Assigned task:
Where a line in the listing below contains the word "value", copy that line.

=-=-=

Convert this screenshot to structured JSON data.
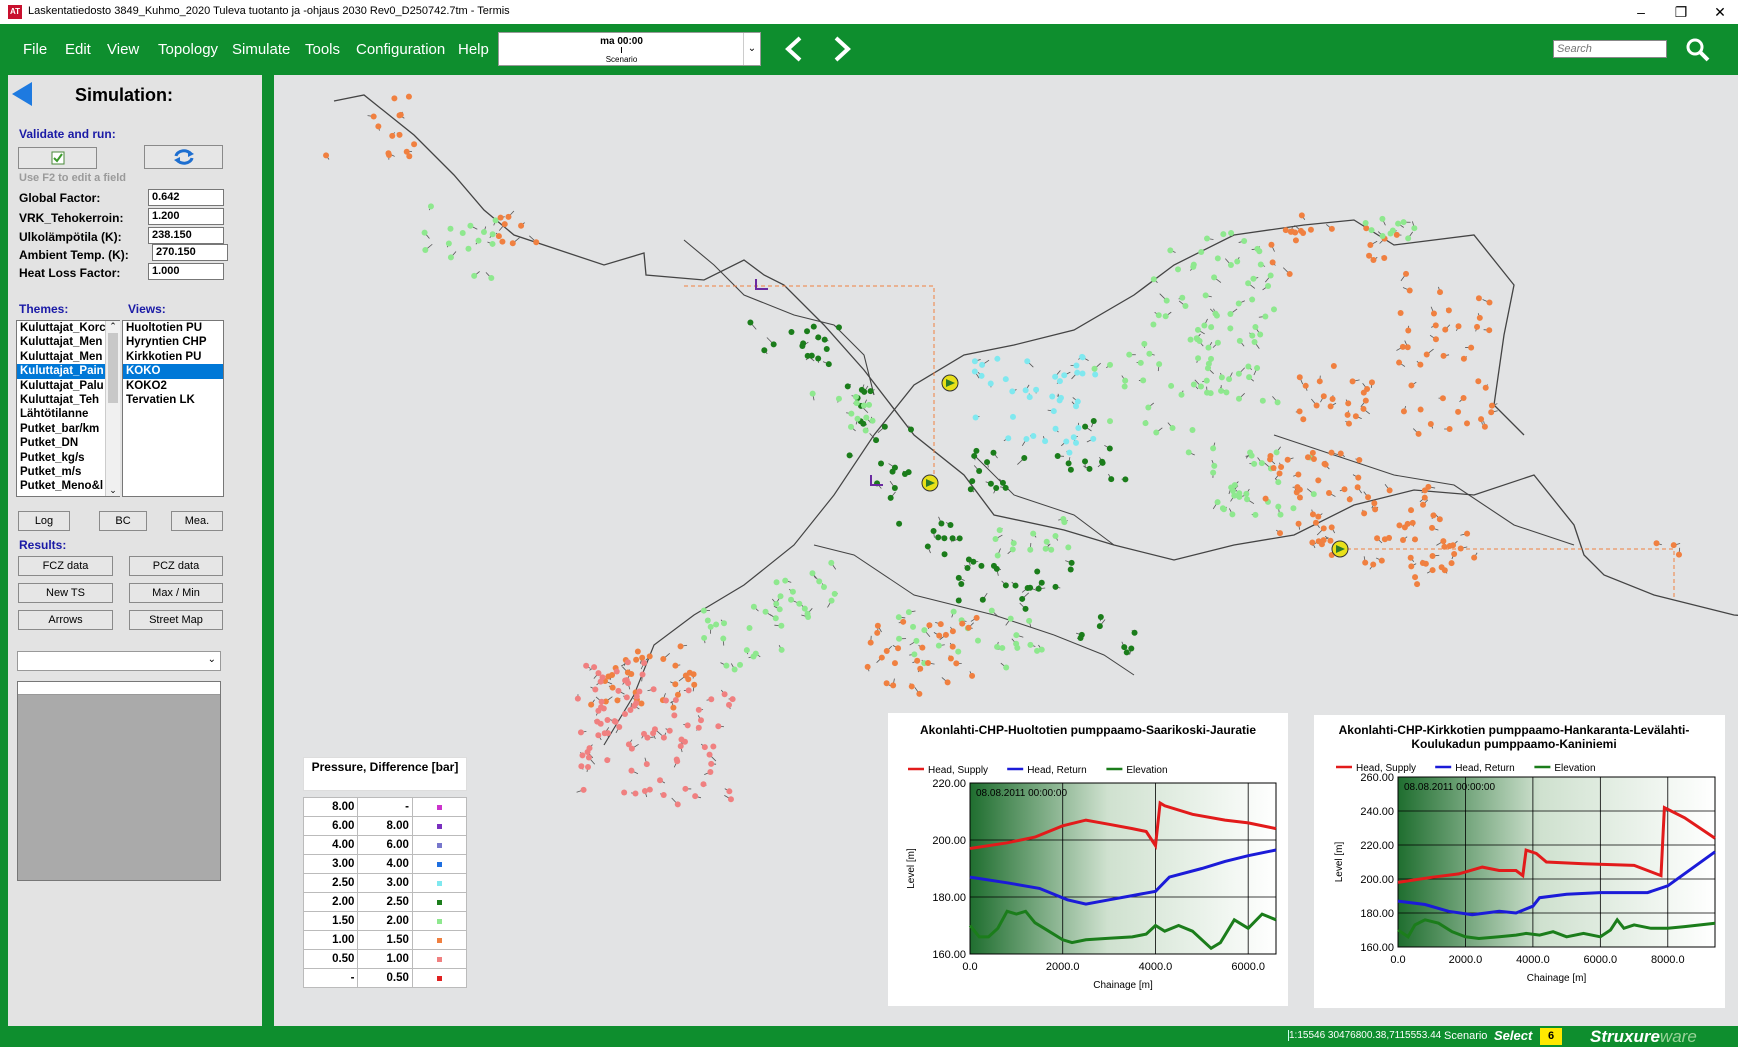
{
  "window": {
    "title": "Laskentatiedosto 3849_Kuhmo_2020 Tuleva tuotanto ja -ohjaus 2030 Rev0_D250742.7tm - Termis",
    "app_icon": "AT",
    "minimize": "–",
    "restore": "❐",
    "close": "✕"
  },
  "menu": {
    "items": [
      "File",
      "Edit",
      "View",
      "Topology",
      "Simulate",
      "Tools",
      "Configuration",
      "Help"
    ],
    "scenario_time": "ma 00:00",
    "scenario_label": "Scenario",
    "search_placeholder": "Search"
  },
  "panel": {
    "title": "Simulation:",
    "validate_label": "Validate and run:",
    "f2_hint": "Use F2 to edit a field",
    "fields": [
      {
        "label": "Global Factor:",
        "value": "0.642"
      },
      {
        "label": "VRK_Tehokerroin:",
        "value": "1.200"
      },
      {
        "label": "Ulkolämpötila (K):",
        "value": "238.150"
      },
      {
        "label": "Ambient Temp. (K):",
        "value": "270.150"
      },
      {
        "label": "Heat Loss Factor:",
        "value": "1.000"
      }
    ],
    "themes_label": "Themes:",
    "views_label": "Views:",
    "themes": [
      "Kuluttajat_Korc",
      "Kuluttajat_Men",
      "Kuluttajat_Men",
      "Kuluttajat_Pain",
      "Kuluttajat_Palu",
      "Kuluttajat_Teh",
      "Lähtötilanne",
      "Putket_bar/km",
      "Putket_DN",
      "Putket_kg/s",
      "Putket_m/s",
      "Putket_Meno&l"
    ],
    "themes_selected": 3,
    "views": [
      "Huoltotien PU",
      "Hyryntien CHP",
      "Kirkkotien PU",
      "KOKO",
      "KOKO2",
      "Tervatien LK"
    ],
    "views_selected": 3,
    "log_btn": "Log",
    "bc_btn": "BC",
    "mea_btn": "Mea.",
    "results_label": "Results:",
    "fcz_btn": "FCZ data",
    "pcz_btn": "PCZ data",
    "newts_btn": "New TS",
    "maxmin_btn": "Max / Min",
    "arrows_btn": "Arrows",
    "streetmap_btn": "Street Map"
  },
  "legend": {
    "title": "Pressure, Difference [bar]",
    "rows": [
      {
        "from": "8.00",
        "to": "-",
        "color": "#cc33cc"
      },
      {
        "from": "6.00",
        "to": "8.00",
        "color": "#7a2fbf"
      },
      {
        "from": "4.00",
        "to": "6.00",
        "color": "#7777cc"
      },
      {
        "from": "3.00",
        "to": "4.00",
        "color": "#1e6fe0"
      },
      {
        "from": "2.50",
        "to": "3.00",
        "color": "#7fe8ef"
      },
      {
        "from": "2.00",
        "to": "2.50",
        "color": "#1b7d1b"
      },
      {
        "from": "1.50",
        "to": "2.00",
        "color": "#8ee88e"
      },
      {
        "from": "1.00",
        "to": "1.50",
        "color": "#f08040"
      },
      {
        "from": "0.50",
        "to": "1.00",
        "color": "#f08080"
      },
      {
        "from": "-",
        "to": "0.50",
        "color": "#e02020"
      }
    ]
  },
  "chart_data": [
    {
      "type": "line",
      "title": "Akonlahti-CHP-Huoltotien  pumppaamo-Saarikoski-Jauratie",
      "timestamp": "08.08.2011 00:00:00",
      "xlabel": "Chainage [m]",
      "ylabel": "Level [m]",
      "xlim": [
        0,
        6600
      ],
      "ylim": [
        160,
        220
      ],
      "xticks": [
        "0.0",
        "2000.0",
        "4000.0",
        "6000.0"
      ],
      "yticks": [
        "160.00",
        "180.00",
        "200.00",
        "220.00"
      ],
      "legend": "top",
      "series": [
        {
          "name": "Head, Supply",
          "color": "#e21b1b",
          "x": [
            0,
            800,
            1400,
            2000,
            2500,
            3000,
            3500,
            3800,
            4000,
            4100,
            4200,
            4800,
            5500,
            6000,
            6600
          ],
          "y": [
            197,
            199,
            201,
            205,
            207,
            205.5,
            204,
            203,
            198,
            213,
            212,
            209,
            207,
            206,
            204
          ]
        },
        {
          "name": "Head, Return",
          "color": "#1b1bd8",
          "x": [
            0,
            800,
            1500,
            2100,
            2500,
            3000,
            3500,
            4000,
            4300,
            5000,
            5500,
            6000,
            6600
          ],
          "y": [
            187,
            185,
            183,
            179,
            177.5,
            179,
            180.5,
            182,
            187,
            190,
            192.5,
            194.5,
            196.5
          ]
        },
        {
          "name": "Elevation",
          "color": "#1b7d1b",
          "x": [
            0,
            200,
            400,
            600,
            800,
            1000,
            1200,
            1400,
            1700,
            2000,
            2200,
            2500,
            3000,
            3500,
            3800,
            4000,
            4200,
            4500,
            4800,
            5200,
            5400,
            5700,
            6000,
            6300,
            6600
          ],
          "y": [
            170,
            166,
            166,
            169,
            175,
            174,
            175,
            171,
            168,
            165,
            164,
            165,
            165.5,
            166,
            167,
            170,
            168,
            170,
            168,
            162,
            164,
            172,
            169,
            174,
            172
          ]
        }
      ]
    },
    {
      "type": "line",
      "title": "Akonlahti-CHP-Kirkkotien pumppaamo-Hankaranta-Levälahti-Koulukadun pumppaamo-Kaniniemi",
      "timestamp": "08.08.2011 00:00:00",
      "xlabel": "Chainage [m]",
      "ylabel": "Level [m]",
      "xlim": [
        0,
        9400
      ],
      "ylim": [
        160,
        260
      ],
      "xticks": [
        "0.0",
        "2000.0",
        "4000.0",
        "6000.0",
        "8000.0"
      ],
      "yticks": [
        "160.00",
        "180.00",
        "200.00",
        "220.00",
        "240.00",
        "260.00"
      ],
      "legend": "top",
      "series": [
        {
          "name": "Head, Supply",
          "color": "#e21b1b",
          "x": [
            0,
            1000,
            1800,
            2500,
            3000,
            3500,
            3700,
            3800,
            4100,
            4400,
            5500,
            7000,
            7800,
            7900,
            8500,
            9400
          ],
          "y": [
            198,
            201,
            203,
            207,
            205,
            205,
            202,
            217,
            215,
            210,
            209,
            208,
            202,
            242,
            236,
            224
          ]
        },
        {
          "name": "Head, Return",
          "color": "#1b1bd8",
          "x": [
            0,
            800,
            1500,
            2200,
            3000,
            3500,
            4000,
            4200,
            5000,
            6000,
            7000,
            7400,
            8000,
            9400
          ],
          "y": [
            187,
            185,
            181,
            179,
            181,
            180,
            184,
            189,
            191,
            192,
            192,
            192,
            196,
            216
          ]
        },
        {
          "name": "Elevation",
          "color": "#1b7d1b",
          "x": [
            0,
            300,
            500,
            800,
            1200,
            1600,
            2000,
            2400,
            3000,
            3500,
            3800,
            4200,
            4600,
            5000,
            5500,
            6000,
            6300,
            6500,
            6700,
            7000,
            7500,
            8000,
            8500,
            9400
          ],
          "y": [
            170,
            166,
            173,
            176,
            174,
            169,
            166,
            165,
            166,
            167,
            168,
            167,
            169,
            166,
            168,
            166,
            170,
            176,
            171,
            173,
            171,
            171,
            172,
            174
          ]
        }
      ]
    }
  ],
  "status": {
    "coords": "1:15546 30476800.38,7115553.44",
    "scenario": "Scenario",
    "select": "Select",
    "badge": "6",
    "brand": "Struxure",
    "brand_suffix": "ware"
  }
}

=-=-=

Task result:
        "value": "0.642"
        "value": "1.200"
        "value": "238.150"
        "value": "270.150"
        "value": "1.000"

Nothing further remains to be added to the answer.